Task item: Your answer must be an exact copy of all the entries.

(Dataset rows for apps and sites)

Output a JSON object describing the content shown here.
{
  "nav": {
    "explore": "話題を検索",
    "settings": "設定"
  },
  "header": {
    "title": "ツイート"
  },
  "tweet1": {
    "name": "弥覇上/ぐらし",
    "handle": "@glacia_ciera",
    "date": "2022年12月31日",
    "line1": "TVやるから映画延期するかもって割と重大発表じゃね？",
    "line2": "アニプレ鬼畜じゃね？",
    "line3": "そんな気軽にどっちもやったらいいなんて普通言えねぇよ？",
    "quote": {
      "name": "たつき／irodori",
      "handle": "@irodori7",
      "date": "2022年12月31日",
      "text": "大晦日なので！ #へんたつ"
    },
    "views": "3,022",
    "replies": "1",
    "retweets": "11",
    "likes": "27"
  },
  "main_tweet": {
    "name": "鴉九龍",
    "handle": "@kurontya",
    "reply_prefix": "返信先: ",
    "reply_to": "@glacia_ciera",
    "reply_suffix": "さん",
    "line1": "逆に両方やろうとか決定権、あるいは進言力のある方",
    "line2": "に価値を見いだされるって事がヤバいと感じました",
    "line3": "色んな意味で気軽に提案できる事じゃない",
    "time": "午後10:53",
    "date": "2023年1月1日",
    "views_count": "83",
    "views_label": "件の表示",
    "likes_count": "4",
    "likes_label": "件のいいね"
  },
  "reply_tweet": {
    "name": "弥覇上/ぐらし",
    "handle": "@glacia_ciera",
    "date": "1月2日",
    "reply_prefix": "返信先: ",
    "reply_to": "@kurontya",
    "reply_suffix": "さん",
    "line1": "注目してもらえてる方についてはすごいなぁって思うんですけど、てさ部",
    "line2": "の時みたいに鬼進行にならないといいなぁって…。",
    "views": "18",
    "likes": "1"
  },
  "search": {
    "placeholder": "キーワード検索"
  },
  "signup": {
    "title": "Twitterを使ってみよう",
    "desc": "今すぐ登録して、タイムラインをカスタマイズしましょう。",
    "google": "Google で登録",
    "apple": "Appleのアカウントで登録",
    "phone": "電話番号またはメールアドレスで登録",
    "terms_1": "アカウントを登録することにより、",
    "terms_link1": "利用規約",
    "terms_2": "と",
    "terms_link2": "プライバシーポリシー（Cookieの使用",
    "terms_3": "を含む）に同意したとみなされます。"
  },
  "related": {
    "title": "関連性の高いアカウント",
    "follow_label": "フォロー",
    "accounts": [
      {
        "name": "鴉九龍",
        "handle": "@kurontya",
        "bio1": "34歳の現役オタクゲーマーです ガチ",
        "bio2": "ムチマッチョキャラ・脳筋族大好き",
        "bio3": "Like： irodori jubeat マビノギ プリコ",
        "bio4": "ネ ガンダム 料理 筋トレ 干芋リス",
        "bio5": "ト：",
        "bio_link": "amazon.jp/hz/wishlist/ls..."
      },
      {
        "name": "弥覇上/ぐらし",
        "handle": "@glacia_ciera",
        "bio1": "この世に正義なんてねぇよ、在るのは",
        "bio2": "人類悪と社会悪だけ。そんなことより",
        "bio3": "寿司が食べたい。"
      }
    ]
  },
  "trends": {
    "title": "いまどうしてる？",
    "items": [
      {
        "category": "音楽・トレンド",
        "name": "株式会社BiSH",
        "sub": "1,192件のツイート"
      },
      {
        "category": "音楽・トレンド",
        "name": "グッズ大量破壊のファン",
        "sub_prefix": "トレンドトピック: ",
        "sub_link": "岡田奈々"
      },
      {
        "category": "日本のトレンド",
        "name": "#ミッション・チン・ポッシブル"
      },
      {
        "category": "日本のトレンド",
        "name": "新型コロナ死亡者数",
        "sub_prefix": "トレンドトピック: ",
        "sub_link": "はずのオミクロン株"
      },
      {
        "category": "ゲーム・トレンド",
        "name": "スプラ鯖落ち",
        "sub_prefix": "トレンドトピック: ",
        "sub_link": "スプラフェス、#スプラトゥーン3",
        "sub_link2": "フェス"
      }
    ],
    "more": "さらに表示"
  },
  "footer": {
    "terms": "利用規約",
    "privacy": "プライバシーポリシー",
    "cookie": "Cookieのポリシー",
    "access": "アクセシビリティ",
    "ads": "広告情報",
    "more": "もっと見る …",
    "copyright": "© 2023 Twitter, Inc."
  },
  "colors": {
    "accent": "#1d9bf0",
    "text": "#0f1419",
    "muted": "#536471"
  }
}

Response to this task:
Output a JSON object describing the content shown here.
{
  "nav": {
    "explore": "話題を検索",
    "settings": "設定"
  },
  "header": {
    "title": "ツイート"
  },
  "tweet1": {
    "name": "弥覇上/ぐらし",
    "handle": "@glacia_ciera",
    "date": "2022年12月31日",
    "line1": "TVやるから映画延期するかもって割と重大発表じゃね？",
    "line2": "アニプレ鬼畜じゃね？",
    "line3": "そんな気軽にどっちもやったらいいなんて普通言えねぇよ？",
    "quote": {
      "name": "たつき／irodori",
      "handle": "@irodori7",
      "date": "2022年12月31日",
      "text": "大晦日なので！ #へんたつ"
    },
    "views": "3,022",
    "replies": "1",
    "retweets": "11",
    "likes": "27"
  },
  "main_tweet": {
    "name": "鴉九龍",
    "handle": "@kurontya",
    "reply_prefix": "返信先: ",
    "reply_to": "@glacia_ciera",
    "reply_suffix": "さん",
    "line1": "逆に両方やろうとか決定権、あるいは進言力のある方",
    "line2": "に価値を見いだされるって事がヤバいと感じました",
    "line3": "色んな意味で気軽に提案できる事じゃない",
    "time": "午後10:53",
    "date": "2023年1月1日",
    "views_count": "83",
    "views_label": "件の表示",
    "likes_count": "4",
    "likes_label": "件のいいね"
  },
  "reply_tweet": {
    "name": "弥覇上/ぐらし",
    "handle": "@glacia_ciera",
    "date": "1月2日",
    "reply_prefix": "返信先: ",
    "reply_to": "@kurontya",
    "reply_suffix": "さん",
    "line1": "注目してもらえてる方についてはすごいなぁって思うんですけど、てさ部",
    "line2": "の時みたいに鬼進行にならないといいなぁって…。",
    "views": "18",
    "likes": "1"
  },
  "search": {
    "placeholder": "キーワード検索"
  },
  "signup": {
    "title": "Twitterを使ってみよう",
    "desc": "今すぐ登録して、タイムラインをカスタマイズしましょう。",
    "google": "Google で登録",
    "apple": "Appleのアカウントで登録",
    "phone": "電話番号またはメールアドレスで登録",
    "terms_1": "アカウントを登録することにより、",
    "terms_link1": "利用規約",
    "terms_2": "と",
    "terms_link2": "プライバシーポリシー（Cookieの使用",
    "terms_3": "を含む）に同意したとみなされます。"
  },
  "related": {
    "title": "関連性の高いアカウント",
    "follow_label": "フォロー",
    "accounts": [
      {
        "name": "鴉九龍",
        "handle": "@kurontya",
        "bio1": "34歳の現役オタクゲーマーです ガチ",
        "bio2": "ムチマッチョキャラ・脳筋族大好き",
        "bio3": "Like： irodori jubeat マビノギ プリコ",
        "bio4": "ネ ガンダム 料理 筋トレ 干芋リス",
        "bio5": "ト：",
        "bio_link": "amazon.jp/hz/wishlist/ls..."
      },
      {
        "name": "弥覇上/ぐらし",
        "handle": "@glacia_ciera",
        "bio1": "この世に正義なんてねぇよ、在るのは",
        "bio2": "人類悪と社会悪だけ。そんなことより",
        "bio3": "寿司が食べたい。"
      }
    ]
  },
  "trends": {
    "title": "いまどうしてる？",
    "items": [
      {
        "category": "音楽・トレンド",
        "name": "株式会社BiSH",
        "sub": "1,192件のツイート"
      },
      {
        "category": "音楽・トレンド",
        "name": "グッズ大量破壊のファン",
        "sub_prefix": "トレンドトピック: ",
        "sub_link": "岡田奈々"
      },
      {
        "category": "日本のトレンド",
        "name": "#ミッション・チン・ポッシブル"
      },
      {
        "category": "日本のトレンド",
        "name": "新型コロナ死亡者数",
        "sub_prefix": "トレンドトピック: ",
        "sub_link": "はずのオミクロン株"
      },
      {
        "category": "ゲーム・トレンド",
        "name": "スプラ鯖落ち",
        "sub_prefix": "トレンドトピック: ",
        "sub_link": "スプラフェス、#スプラトゥーン3",
        "sub_link2": "フェス"
      }
    ],
    "more": "さらに表示"
  },
  "footer": {
    "terms": "利用規約",
    "privacy": "プライバシーポリシー",
    "cookie": "Cookieのポリシー",
    "access": "アクセシビリティ",
    "ads": "広告情報",
    "more": "もっと見る …",
    "copyright": "© 2023 Twitter, Inc."
  },
  "colors": {
    "accent": "#1d9bf0",
    "text": "#0f1419",
    "muted": "#536471"
  }
}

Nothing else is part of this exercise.